This fact of life is changing, however, with the onset of social media. One additional consideration when it comes to ‘celebrity-ism’ is the idea that we should have freedom to be ourselves on social media without retribution or reprisal from those who do not share our political views, or even our worldviews about unique topics across society. The Bush-era Republican argues for “civility,” with politicians such as former Pennsylvania Governor Tom Ridge making this case publicly as he infamously supported Biden’s Presidential campaign in ’20. Ridge argues that “civility” is required in a world increasingly ‘online’ or in a world where much of the American general public’s opinions are recorded indefinitely across their social media accounts.

I would argue against Tom Ridge, and that the celebrity politician who acts honestly, transparently, and openly under the public spotlight, actually provides a much needed relief and release to the American general public who feels like they are under the constant threat of digital tyranny, not able to speak their minds on social media without getting demoted from their jobs or getting attacked by the liberal ‘mob.’ In this environment, individuals like Tom Ridge and arguments for “civility” from the Bush-era Republican are simply outdated and ill-defined for the great challenge of the silent digital tyranny that threatens our freedom of speech daily.

As Trump demonstrates, one can still be a great politician having lived their life in the public eye, even if that life was recorded in every aspect, even a toss-aside comment to a buddy. Trump once again proved ahead of his time.

The last point of consideration, with respect to the celebrity politician, is in how social media engagement or, more generally, ‘media impressions’ contribute to the prestige and legacy of our hallowed Governmental institutions. In the ‘old’ media environment, media was easily managed by the establishment press, local and national newspapers, journals, or magazines primarily. Now these outlets are declining in readership and popularity, replaced by the citizen journalist or opinionists’ social media account. In this environment, the reservedness so often displayed by politicians simply does not generate enough impressions. Adding a little dazzle, intensity, or fire to one’s ‘tweets’ offers the general public more personality, more identifiability with the extraordinary responsibility of Government.

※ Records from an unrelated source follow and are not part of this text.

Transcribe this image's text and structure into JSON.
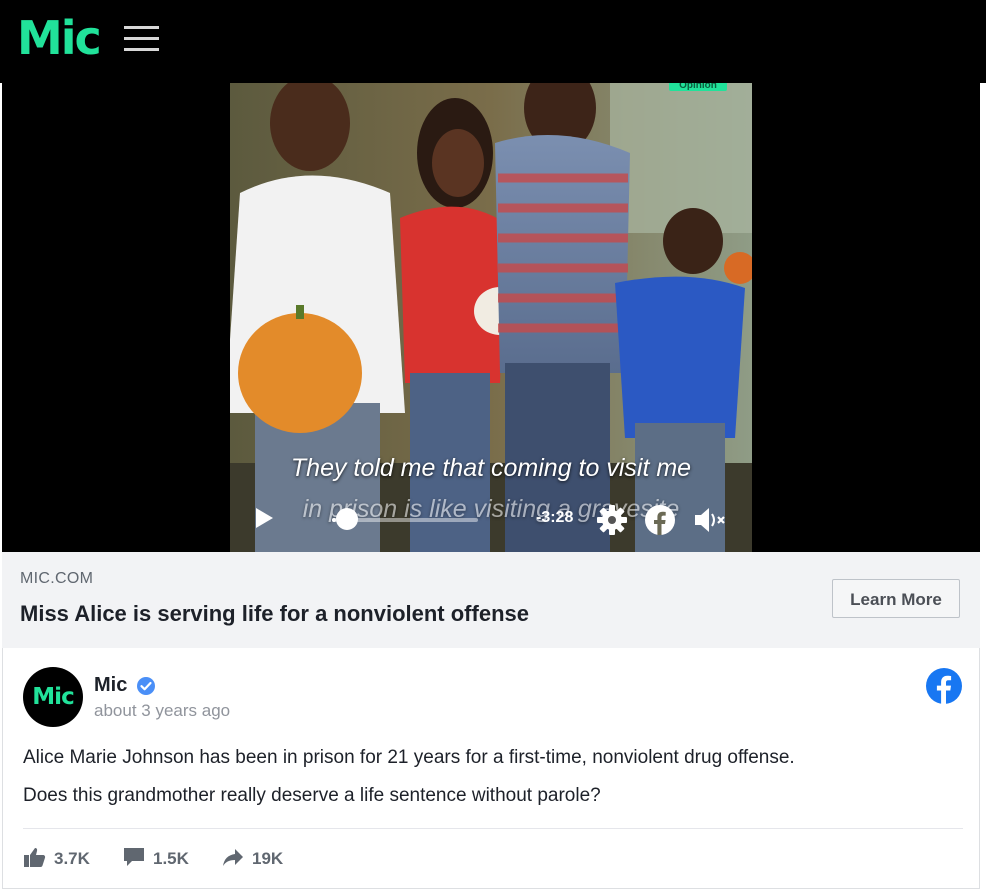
{
  "header": {
    "logo_text": "Mic",
    "menu_icon": "hamburger-menu-icon",
    "background": "#000000",
    "brand_color": "#21e29a"
  },
  "video": {
    "badge_text": "Opinion",
    "caption_line1": "They told me that coming to visit me",
    "caption_line2": "in prison is like visiting a gravesite",
    "time_remaining": "-3:28",
    "progress": 0.03,
    "controls": [
      "play-icon",
      "settings-icon",
      "facebook-icon",
      "mute-icon"
    ]
  },
  "link_preview": {
    "domain": "MIC.COM",
    "title": "Miss Alice is serving life for a nonviolent offense",
    "cta_label": "Learn More"
  },
  "post": {
    "avatar_text": "Mic",
    "page_name": "Mic",
    "verified": true,
    "timestamp": "about 3 years ago",
    "text_line1": "Alice Marie Johnson has been in prison for 21 years for a first-time, nonviolent drug offense.",
    "text_line2": "Does this grandmother really deserve a life sentence without parole?",
    "stats": {
      "likes": "3.7K",
      "comments": "1.5K",
      "shares": "19K"
    }
  },
  "colors": {
    "facebook_blue": "#1877f2",
    "verified_blue": "#4a8ff7",
    "link_bar_bg": "#f2f3f5"
  }
}
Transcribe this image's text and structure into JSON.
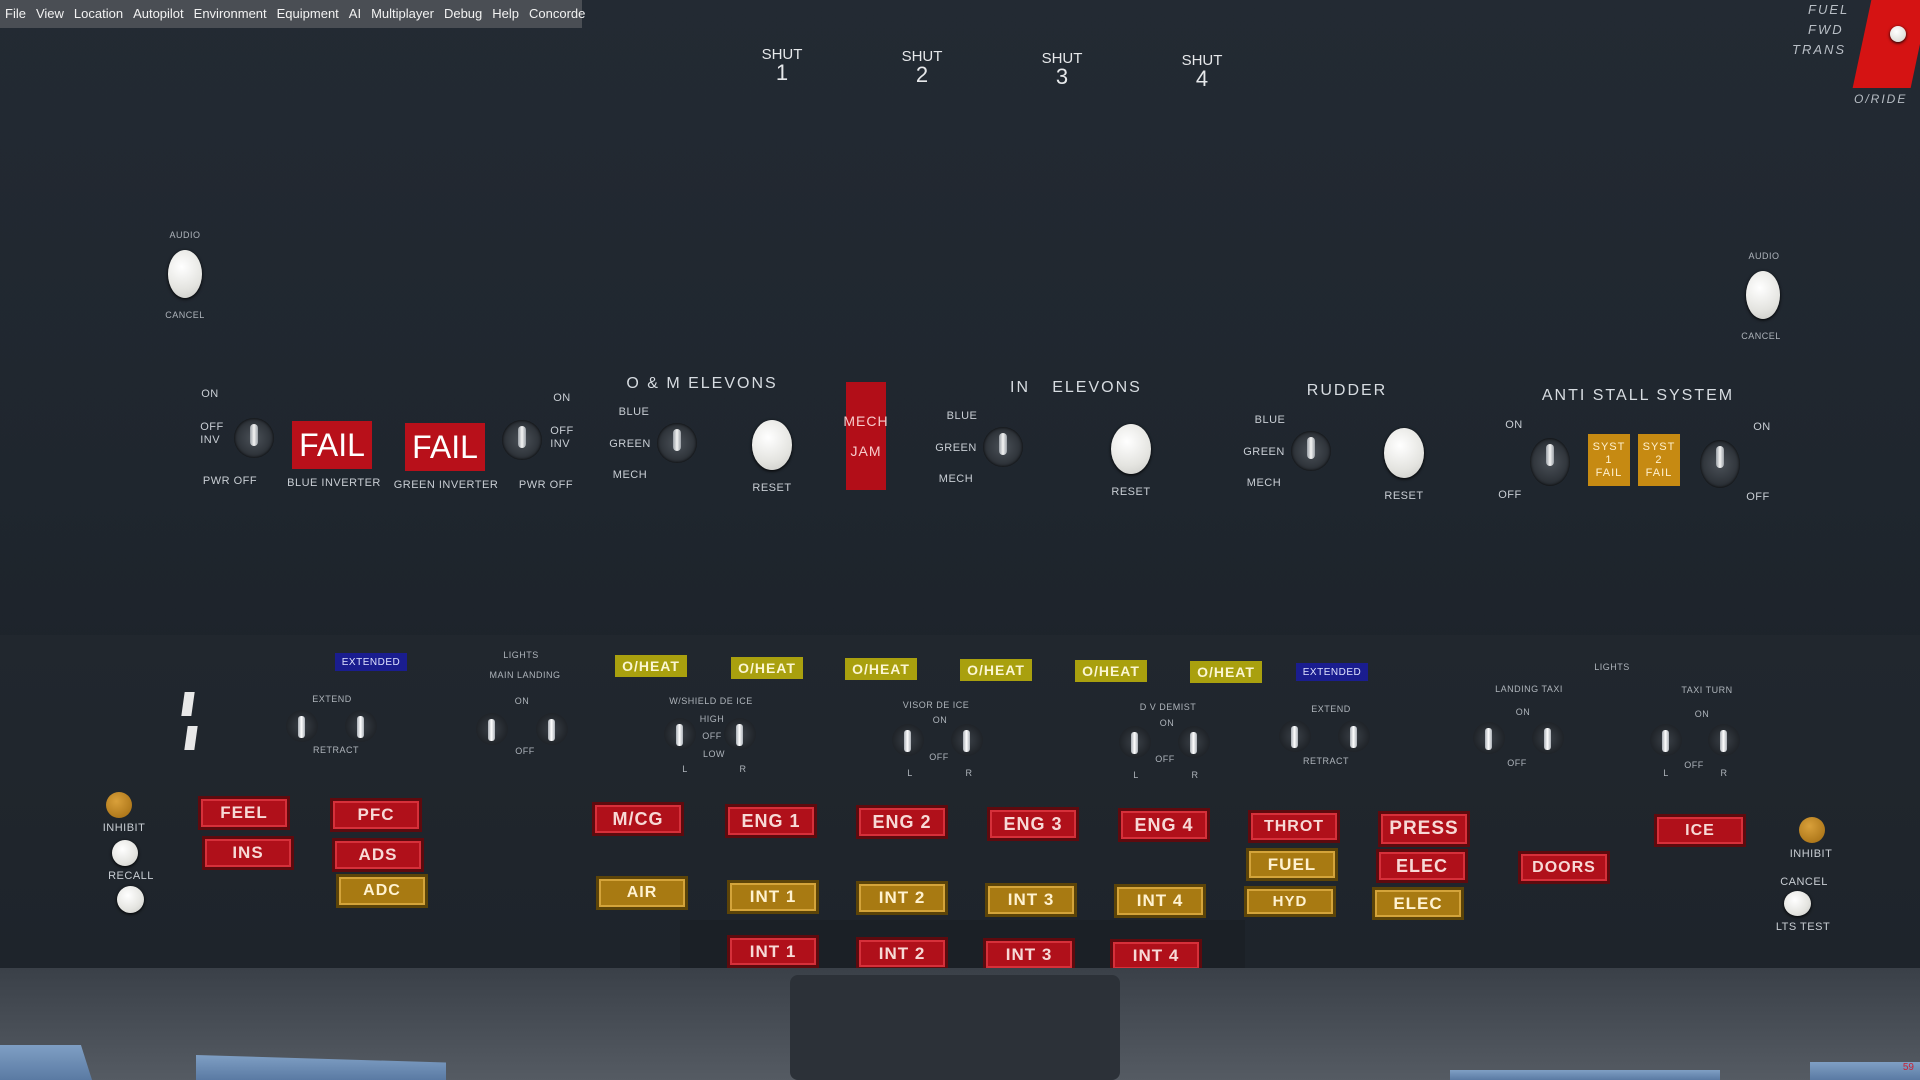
{
  "menu": [
    "File",
    "View",
    "Location",
    "Autopilot",
    "Environment",
    "Equipment",
    "AI",
    "Multiplayer",
    "Debug",
    "Help",
    "Concorde"
  ],
  "shut": [
    {
      "label": "SHUT",
      "num": "1"
    },
    {
      "label": "SHUT",
      "num": "2"
    },
    {
      "label": "SHUT",
      "num": "3"
    },
    {
      "label": "SHUT",
      "num": "4"
    }
  ],
  "fuel": {
    "l1": "FUEL",
    "l2": "FWD",
    "l3": "TRANS",
    "override": "O/RIDE"
  },
  "audio": {
    "left_top": "AUDIO",
    "left_bottom": "CANCEL",
    "right_top": "AUDIO",
    "right_bottom": "CANCEL"
  },
  "inverters": {
    "on_l": "ON",
    "off_inv_l": "OFF\nINV",
    "pwr_off_l": "PWR OFF",
    "fail1": "FAIL",
    "blue_inverter": "BLUE INVERTER",
    "fail2": "FAIL",
    "green_inverter": "GREEN INVERTER",
    "on_r": "ON",
    "off_inv_r": "OFF\nINV",
    "pwr_off_r": "PWR OFF"
  },
  "om_elevons": {
    "title": "O & M ELEVONS",
    "blue": "BLUE",
    "green": "GREEN",
    "mech": "MECH",
    "reset": "RESET",
    "mech_jam1": "MECH",
    "mech_jam2": "JAM"
  },
  "in_elevons": {
    "title_in": "IN",
    "title": "ELEVONS",
    "blue": "BLUE",
    "green": "GREEN",
    "mech": "MECH",
    "reset": "RESET"
  },
  "rudder": {
    "title": "RUDDER",
    "blue": "BLUE",
    "green": "GREEN",
    "mech": "MECH",
    "reset": "RESET"
  },
  "anti_stall": {
    "title": "ANTI STALL SYSTEM",
    "on_l": "ON",
    "off_l": "OFF",
    "syst1": "SYST\n1\nFAIL",
    "syst2": "SYST\n2\nFAIL",
    "on_r": "ON",
    "off_r": "OFF"
  },
  "lower": {
    "extended_l": "EXTENDED",
    "extend_l": "EXTEND",
    "retract_l": "RETRACT",
    "lights_l": "LIGHTS",
    "main_landing": "MAIN LANDING",
    "on_ml": "ON",
    "off_ml": "OFF",
    "oheat": [
      "O/HEAT",
      "O/HEAT",
      "O/HEAT",
      "O/HEAT",
      "O/HEAT",
      "O/HEAT"
    ],
    "wshield": "W/SHIELD DE ICE",
    "high": "HIGH",
    "off_ws": "OFF",
    "low": "LOW",
    "l_ws": "L",
    "r_ws": "R",
    "visor": "VISOR DE ICE",
    "on_v": "ON",
    "off_v": "OFF",
    "l_v": "L",
    "r_v": "R",
    "dv": "D V DEMIST",
    "on_dv": "ON",
    "off_dv": "OFF",
    "l_dv": "L",
    "r_dv": "R",
    "extended_r": "EXTENDED",
    "extend_r": "EXTEND",
    "retract_r": "RETRACT",
    "landing_taxi": "LANDING TAXI",
    "on_lt": "ON",
    "off_lt": "OFF",
    "lights_r": "LIGHTS",
    "taxi_turn": "TAXI TURN",
    "on_tt": "ON",
    "off_tt": "OFF",
    "l_tt": "L",
    "r_tt": "R"
  },
  "warnings": {
    "inhibit_l": "INHIBIT",
    "recall": "RECALL",
    "feel": "FEEL",
    "ins": "INS",
    "pfc": "PFC",
    "ads": "ADS",
    "adc": "ADC",
    "mcg": "M/CG",
    "air": "AIR",
    "eng": [
      "ENG 1",
      "ENG 2",
      "ENG 3",
      "ENG 4"
    ],
    "int_amber": [
      "INT 1",
      "INT 2",
      "INT 3",
      "INT 4"
    ],
    "int_red": [
      "INT 1",
      "INT 2",
      "INT 3",
      "INT 4"
    ],
    "throt": "THROT",
    "fuel": "FUEL",
    "hyd": "HYD",
    "press": "PRESS",
    "elec_red": "ELEC",
    "elec_amber": "ELEC",
    "doors": "DOORS",
    "ice": "ICE",
    "inhibit_r": "INHIBIT",
    "cancel": "CANCEL",
    "lts_test": "LTS TEST"
  },
  "fps": "59",
  "colors": {
    "red_annunciator": "#b0101a",
    "amber_annunciator": "#a87a12",
    "yellow_oheat": "#a9a00e",
    "blue_extended": "#1a1d8f",
    "override": "#d51313"
  }
}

In today’s media landscape, a lack of impressions generated by politicians on social media may have a lasting impact that actually diminishes the prestige of the institution. For example, if a United Senators, which is typically the case with many, fail to even get a few thousand engagements on their posts, then they are being ‘drown-out’ by users who are posting junk or substance-less content and information. This ruins the prestige of our Governmental institutions by de facto, since politicians can no longer leverage ready-made impressions through traditional press outlets, but must earn those impressions through fun, witty, engaging, or intense social media posting.

I argue that in today’s world, we should not discount the celebrity politician or policymaker simply because they may appear to have more ‘dirt’ on them given that their life has been lived in the public eye. These politicians may be bolstering the prestige of our public institutions by offering these institutions more impressions and user engagement on social media channels, which would be a welcome development for Government. This aspect of President Trump’s legacy will likely be remembered as one of the most favorable components despite the longstanding argument from Bush-era Republicans that Trump was damaging public institutions.

William E. Scholz is a conservative from Pennsylvania. His first book, published at the height of pandemic bail-outs, argues for a renovation to the world financial orderand is currently available via his publishing company Dignified Publishing. You can follow him on Twitter @wstweetsnews.